WASHINGTON, D.C. – The U.S. Agency for International Development (USAID) is providing an additional $173 million in lifesaving emergency food assistance for those suffering from hunger as a result of the conflict that broke out in South Sudan two years ago.
A press release by USAID states that this new assistance is from USAID’s Office of Food for Peace and will provide more than 85,000 tons of emergency food assistance, including specialized nutrition products designed to treat acute malnutrition.
“The aid will serve 2.4 million South Sudanese facing severe life- threatening hunger, as well as refugees in South Sudan. USAID’s partner the UN World Food Program (WFP) will use the contribution to stock food ahead of the May to August lean season in areas that become nearly impossible to reach once the rains set in.”
One in seven people have been forced from their homes. Inside the country, 1.3 million remain displaced, and 450,000 have left for the safety of neighbouring countries.
Within months, the dream of South Sudan – the world’s youngest country – has turned into a nightmare.
After two years of conflict, conditions for the South Sudanese continue to deteriorate and the numbers in need of lifesaving food aid has grown by 60 percent since this time last year.
The Deputy Assistant Administrator Bob Leavitt of USAID’s Bureau for Democracy, Conflict and Humanitarian Assistance recently returned from a visit to this troubled nation. He noted, “Two years of conflict has had a brutal impact on the people of South Sudan. Nearly 20 percent of the population faces life-threatening hunger this month.”

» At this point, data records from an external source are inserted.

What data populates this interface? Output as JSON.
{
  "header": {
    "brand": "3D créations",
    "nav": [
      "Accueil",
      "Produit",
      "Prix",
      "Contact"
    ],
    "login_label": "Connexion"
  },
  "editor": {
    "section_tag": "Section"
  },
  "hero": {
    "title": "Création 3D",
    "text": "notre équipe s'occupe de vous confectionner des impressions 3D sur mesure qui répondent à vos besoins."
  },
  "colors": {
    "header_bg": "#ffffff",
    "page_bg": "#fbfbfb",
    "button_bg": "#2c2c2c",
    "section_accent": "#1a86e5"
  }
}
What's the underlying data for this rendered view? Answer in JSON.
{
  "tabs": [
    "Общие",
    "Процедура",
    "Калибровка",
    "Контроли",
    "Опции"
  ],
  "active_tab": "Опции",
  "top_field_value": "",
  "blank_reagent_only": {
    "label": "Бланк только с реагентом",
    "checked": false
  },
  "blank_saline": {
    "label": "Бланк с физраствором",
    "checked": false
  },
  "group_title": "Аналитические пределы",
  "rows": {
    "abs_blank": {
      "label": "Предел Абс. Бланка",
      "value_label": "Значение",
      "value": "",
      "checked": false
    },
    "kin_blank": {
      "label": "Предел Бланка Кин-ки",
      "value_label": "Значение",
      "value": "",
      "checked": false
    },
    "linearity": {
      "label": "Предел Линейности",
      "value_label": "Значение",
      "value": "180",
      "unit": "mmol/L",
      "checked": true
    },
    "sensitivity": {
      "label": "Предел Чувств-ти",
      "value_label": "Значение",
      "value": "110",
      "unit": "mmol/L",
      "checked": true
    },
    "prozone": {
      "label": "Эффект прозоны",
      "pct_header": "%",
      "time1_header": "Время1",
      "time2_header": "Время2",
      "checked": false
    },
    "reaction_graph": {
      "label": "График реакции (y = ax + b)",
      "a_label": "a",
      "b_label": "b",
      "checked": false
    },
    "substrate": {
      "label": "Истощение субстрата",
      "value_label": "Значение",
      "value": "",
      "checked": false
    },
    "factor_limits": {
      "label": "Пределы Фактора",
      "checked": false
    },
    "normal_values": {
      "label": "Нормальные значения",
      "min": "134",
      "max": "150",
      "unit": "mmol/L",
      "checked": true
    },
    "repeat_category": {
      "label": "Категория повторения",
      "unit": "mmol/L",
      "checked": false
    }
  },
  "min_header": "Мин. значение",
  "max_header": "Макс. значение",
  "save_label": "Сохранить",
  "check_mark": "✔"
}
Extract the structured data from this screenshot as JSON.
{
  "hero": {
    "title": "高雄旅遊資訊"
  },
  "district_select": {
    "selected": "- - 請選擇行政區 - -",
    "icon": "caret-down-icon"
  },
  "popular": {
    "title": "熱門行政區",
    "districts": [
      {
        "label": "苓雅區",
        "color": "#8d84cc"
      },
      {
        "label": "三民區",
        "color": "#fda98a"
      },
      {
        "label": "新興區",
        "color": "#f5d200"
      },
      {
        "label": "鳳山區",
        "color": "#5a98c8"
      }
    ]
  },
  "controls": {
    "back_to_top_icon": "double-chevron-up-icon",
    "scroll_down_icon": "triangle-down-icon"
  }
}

The United States is the single largest provider of humanitarian assistance to South Sudan. With this contribution, the American people have provided nearly $1.5 billion since the start of the crisis, reaching approximately 1.3 million people every month with much-needed food, clean water, health care, shelter and other essential support. The entire aid package, including more than 344,000 tons of U.S. food, as well as contributions from other donors have helped avert famine for two consecutive years.
Conditions in South Sudan pose significant challenges to reaching people in urgent need of humanitarian assistance. Roads wash out during the rainy season and warring parties continue to block aid and target humanitarian staff and cargo. Humanitarian partners are addressing these challenges by delivering food and other vital supplies by plane and helicopter to people in remote areas.
“USAID remains committed to saving the lives and supporting the aspirations of the South Sudanese people,” said Deputy Assistant Administrator Leavitt. “The peace agreement signed in August provides the best chance for a return to peace and development. Its implementation is urgently needed. We urge South Sudan’s leaders to allow aid to reach the most vulnerable people and to implement all elements of the peace agreement without delay.”